At one point, Bilbo Baggins looks at the incarnation of death as it soars into the distance. “What have we done?” he whispers. If this was directed to the audience, I would gladly answer: you’ve done it again. This installation of J.R.R. Tolkien popular Middle-Earth anthology lives up the best in the series, and surpasses the fairly good first part of The Hobbit.
The creative talent behind The Hobbit: The Desolation of Smaug, lead by Academy Award winner Peter Jackson, have outdone themselves. Jackson wastes no time, the film jumps right into the heart of Tolkien’s literary masterpiece and leaves the viewer with a lot to be desired, and I mean that in a good way. The film ends with a cliffhanger that will have you counting days till the grand finale arrives in glorious IMAX.
Do not be fooled by some of the negative reviews posted online. The bulk of the complaints address the fact that The Desolation of Smaug lacks a beginning and an end. This is very true, but calling this a flaw is absolutely absurd. The Desolation of Smaug has a beginning, and the beginning is a movie you might have missed called An Unexpected Journey. And guess what? They’re working on releasing an ending too; it’s called There and Back Again.
For that very reason, one can’t critically tackle Jackson’s film in a conventional way. This isn’t meant to be judged as a stand-alone movie. About a year ago, my CairoScene review praised the first Hobbit film for giving the characters the time they deserve. It boasted character development but lacked adventure; with this continuation of the story, the case is vise versa.

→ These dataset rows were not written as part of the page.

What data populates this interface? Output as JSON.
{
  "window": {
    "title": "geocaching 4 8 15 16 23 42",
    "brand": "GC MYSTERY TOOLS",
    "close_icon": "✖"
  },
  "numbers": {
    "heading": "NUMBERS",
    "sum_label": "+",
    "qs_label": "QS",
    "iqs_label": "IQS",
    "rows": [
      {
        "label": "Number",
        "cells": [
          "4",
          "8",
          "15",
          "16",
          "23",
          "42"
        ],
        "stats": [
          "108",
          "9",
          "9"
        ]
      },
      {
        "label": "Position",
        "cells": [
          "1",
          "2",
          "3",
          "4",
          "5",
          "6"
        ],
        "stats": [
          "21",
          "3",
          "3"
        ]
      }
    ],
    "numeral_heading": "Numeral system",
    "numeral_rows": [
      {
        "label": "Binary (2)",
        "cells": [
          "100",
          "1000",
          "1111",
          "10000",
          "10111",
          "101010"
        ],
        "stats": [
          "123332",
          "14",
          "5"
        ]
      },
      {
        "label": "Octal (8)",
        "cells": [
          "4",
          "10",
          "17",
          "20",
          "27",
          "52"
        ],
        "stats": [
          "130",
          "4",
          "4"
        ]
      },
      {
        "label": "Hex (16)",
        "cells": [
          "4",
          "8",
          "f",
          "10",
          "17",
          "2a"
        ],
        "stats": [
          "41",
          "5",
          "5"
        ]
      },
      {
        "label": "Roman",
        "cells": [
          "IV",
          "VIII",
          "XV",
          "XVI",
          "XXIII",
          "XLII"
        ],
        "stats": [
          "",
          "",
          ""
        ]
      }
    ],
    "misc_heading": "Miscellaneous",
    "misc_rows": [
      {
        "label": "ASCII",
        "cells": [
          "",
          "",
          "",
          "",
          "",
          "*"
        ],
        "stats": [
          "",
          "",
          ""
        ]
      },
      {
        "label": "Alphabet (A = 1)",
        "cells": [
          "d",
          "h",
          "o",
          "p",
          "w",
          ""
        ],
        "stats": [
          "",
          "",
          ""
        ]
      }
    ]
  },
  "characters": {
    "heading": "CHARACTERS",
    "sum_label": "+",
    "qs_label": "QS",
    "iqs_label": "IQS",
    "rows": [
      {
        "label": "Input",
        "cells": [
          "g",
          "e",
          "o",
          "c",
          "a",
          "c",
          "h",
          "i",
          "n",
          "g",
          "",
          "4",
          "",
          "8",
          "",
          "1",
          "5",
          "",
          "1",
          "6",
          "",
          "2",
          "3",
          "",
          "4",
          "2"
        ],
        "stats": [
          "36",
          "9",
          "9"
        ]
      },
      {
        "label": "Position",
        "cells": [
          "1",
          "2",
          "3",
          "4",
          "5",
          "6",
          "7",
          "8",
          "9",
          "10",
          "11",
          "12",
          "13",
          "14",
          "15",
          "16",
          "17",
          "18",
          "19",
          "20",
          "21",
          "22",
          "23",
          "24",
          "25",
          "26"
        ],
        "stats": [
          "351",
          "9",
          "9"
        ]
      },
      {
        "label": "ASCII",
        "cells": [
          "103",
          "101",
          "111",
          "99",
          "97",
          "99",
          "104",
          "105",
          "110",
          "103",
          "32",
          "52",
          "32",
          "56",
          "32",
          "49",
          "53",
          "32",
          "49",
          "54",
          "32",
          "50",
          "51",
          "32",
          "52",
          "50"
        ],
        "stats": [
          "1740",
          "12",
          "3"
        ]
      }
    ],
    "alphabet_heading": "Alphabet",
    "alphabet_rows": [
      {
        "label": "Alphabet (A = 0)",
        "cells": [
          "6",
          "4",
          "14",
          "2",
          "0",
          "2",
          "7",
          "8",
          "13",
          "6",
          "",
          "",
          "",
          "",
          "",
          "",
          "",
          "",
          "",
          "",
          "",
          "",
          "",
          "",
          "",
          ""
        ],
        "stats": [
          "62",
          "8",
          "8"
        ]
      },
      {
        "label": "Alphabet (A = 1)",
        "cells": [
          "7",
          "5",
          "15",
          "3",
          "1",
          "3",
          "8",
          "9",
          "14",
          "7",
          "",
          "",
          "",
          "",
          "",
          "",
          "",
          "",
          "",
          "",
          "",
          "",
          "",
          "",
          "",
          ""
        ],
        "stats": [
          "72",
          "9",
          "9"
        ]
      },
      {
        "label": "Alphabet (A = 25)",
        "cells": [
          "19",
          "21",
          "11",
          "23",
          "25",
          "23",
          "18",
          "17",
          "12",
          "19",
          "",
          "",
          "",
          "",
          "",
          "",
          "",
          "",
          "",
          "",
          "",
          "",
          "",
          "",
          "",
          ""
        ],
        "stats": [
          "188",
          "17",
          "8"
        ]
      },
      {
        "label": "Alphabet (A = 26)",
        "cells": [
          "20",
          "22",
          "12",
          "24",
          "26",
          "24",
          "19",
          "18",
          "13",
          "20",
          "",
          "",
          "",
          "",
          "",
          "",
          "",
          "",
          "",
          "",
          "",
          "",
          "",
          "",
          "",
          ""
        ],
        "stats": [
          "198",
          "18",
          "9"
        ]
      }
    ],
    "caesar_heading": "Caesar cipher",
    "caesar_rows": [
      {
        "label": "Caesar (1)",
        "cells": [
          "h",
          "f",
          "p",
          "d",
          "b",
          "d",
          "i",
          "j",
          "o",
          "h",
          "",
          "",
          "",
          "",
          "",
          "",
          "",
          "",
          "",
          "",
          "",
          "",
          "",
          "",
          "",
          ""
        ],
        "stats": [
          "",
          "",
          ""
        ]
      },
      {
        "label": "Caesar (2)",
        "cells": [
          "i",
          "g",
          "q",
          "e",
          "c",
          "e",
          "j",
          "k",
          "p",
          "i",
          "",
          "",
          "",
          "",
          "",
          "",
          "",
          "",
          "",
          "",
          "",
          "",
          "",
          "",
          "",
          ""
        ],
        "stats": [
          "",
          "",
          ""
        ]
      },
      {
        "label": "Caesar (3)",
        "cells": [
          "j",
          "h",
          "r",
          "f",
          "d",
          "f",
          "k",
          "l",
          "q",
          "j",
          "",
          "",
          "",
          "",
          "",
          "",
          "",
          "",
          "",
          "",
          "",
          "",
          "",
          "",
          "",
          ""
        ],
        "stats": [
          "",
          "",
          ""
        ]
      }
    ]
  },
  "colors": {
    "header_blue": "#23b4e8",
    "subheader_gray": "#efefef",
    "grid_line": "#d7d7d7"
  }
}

The characters are all built up and we’re thrown into one little adventure to another from the get-go. Eventually, we arrive to the film’s pinnacle, the appearance of Smaug, best described by Tolkien as “a most specially greedy, strong and wicked worm.” Smaug is the last great dragon of Middle-Earth; the grandeur of his presence is a sight to behold.
The special effects that went into crafting every little inch of this monster’s skin texture are nothing short of marvelous. The Hobbit: The Desolation of Smaug is thrilling, humorous, and romantic. It’s the swashbuckling entry that perfectly transforms this saga from small in scope to sheer epic. One last thing, before I leave you running off to your theaters: knowing the grandiosity this film could potentially deliver; I went to see it opening night at IMAX. However, due to technical issues caused by heavy rainfall, the IMAX screen was temporarily shut down and we had to experience it on a regular screen.
Apparently, a piece of the ceiling fell on one of the viewers during the 6pm showing. After hours of snail gliding through flooded streets, this came as a great disappointment. Ironically, my night started with an “unexpected journey” and ended at the “desolation of Smaug.” I hope this IMAX setback gets all sorted out soon, cause I know I’ll be “there and back again.”